Over the last week the bird has been showing on and off and calling frequently. It is most definitely heard before seen. Its favourite area seems to be a small patch of Blackthorn scrub about 50m north of the boardwalk on the N side of the Mire Loch. Mornings are the best time while the bird is most vocal. It seems that during strong wind it retreats deep into scrub (sometimes for hours at a time).

I’ve now seen the bird several times over the last week and have watched it feed on blackberries and sing… bear in mind I have also spent a long time watching a Blackthorn bush blowing in the breeze. A crowd of up to about 15 folks have been visiting with most going away happy, and who wouldn’t, having seen such a smart looking bird in perfect condition.

 So a couple of questions remain: Where has it been for the last 3 months? It’s hard to believe that it could have been skulking around the loch all this time. The area is frequently visited by many birders and is also a ringing site. Although, if the bird was quiet, that gorse is pretty dense. Perhaps it has been just up the coast and is on its way back south. The final question is… Is it the same bird that was ringed back in June? Most likely! although without re-reading that ring who knows. St Abb’s has a good record for Sylvias. Ahem Marmora's.
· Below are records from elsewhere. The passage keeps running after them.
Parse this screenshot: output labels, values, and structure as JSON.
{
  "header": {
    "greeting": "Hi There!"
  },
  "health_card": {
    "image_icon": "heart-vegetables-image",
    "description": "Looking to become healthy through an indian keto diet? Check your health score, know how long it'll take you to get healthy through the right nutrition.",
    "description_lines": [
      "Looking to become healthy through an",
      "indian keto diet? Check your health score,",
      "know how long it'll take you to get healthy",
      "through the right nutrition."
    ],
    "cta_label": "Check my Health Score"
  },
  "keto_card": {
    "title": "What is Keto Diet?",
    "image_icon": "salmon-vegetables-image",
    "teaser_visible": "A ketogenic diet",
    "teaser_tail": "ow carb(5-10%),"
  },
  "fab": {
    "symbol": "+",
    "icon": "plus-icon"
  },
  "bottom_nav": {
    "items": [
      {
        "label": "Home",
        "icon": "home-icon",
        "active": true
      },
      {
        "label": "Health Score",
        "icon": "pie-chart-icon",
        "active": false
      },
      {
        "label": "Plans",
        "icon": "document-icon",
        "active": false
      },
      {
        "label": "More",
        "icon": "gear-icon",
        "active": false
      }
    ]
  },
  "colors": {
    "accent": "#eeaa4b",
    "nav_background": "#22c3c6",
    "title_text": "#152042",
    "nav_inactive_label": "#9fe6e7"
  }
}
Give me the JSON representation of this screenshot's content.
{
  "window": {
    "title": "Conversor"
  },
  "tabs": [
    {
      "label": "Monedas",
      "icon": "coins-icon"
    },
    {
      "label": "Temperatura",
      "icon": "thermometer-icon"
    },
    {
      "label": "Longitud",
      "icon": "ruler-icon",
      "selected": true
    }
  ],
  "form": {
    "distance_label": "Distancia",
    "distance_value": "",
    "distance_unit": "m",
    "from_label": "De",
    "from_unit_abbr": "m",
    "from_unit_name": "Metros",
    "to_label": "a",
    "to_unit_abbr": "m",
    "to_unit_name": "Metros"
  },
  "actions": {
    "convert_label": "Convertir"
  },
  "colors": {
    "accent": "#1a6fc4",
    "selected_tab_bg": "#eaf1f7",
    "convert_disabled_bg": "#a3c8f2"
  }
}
Other birds of note today include, single YB warbler (we peaked at 13 on the 26th), Pied Fly, Spotted Fly, Brambling 2, Redwing 37, Song Thrush 8, Blackcap 1, Chiff 3, Mistle Thrush 6, Redstart, Goldfinch c 90 and Goldcrest 15.